“The recent amendments to the Divorce Act include a definition of family violence that goes beyond a physical assault. It includes any conduct by one family member against another that is threatening or causes another family member to fear for their safety or for the safety of another person (including the children), and which includes psychological abuse.”
Basic respect required
Another case involved a family in which the husband insisted that he was the “head of the household” and that it was his wife’s role to serve him. His abuse was verbal, emotional and physical; he controlled every aspect of the wife’s and children’s lives. This controlling and abusive behaviour continued after the relationship ended.
In her decision to grant the mother sole decision-making responsibility, the judge identified:
“tremendous concerns that [the father] will use this decision-making responsibility and authority to control the children and eliminate [the mother] from all aspects of the children’s schooling and activities.”
She also noted that the Inability to have good communication is a risk factor for conflict, which in turn is a risk factor for children:
“joint custody requires a basic level of respect and civility between the parents so that meaningful communication regarding the children can occur. Both parents must have the opportunity to express their views and have meaningful input into the decisions that have to be taken. . . . However, communication of this caliber will not occur in an environment or [sic] verbal abuse or intimidation. What happens is that the views of the bullying parent prevail, whether or not they are in the child’s best interests. No parent should be expected to subject himself or herself to the bullying of a former spouse in the name of joint custody.”
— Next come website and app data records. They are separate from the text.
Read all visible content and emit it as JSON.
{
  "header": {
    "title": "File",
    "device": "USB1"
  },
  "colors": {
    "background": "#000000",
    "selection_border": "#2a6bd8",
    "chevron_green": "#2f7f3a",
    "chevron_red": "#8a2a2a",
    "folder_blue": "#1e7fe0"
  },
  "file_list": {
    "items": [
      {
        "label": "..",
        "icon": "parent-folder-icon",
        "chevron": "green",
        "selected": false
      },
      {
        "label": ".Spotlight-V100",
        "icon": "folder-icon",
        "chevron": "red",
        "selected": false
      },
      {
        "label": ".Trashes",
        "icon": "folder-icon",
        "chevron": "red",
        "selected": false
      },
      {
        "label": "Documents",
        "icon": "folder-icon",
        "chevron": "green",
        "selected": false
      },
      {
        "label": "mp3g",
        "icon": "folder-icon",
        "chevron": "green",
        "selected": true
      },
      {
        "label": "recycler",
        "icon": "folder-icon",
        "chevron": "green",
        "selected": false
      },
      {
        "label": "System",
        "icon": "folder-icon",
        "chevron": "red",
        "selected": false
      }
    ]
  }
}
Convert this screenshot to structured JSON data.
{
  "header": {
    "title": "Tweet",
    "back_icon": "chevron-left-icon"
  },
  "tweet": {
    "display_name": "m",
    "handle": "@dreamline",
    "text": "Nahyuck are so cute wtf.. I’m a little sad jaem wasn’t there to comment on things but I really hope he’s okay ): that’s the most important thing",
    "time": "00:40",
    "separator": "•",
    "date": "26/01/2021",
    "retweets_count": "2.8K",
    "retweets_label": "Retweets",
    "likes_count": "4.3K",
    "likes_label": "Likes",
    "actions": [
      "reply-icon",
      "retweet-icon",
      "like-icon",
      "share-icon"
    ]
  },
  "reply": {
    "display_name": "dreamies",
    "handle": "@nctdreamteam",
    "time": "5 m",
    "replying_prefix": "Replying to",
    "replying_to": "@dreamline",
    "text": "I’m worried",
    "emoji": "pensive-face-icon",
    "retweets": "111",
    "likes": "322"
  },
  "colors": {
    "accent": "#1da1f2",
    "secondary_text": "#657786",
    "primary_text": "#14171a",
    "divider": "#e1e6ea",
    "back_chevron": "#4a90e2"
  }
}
Keeping mothers safe
Even when there is no physical abuse, the court can make a finding of family violence. In this case, none of the husband’s abuse was physical and almost none of it was directed at the child.
The judge found the mother’s evidence about the abuse to be reliable and credible and the father’s denial of any wrongdoing to be unreliable, exaggerated and untruthful.
“[I]t is his non-physical behaviour that primarily creates “family violence.” The father’s behaviour consists of uncontrollable anger, denigrating comments, threats and harassment aimed at the mother, child, Society workers, teachers and others. It is behaviour that the child has witnessed on many occasions. The behaviour is relentless and continued during the trial. . . The turmoil and emotional harm to the child that results from the father’s conduct is obvious. . . . The father has shown a pattern of coercive and controlling behaviour aimed at the mother. . . It is in a child’s best interests that his caregiver is physically and emotionally safe. As a result of the father’s violence, the mother is not safe.”
What lies ahead
It’s early days yet to see how the changes to the Divorce Act and, in Ontario, to the Children’s Law Reform Act, will play out in the courts. Some decisions still seem to place contact with both parents ahead of concern for the safety of children and mothers. However, a strong body of positive decisions like these has emerged already, which is cause for hope.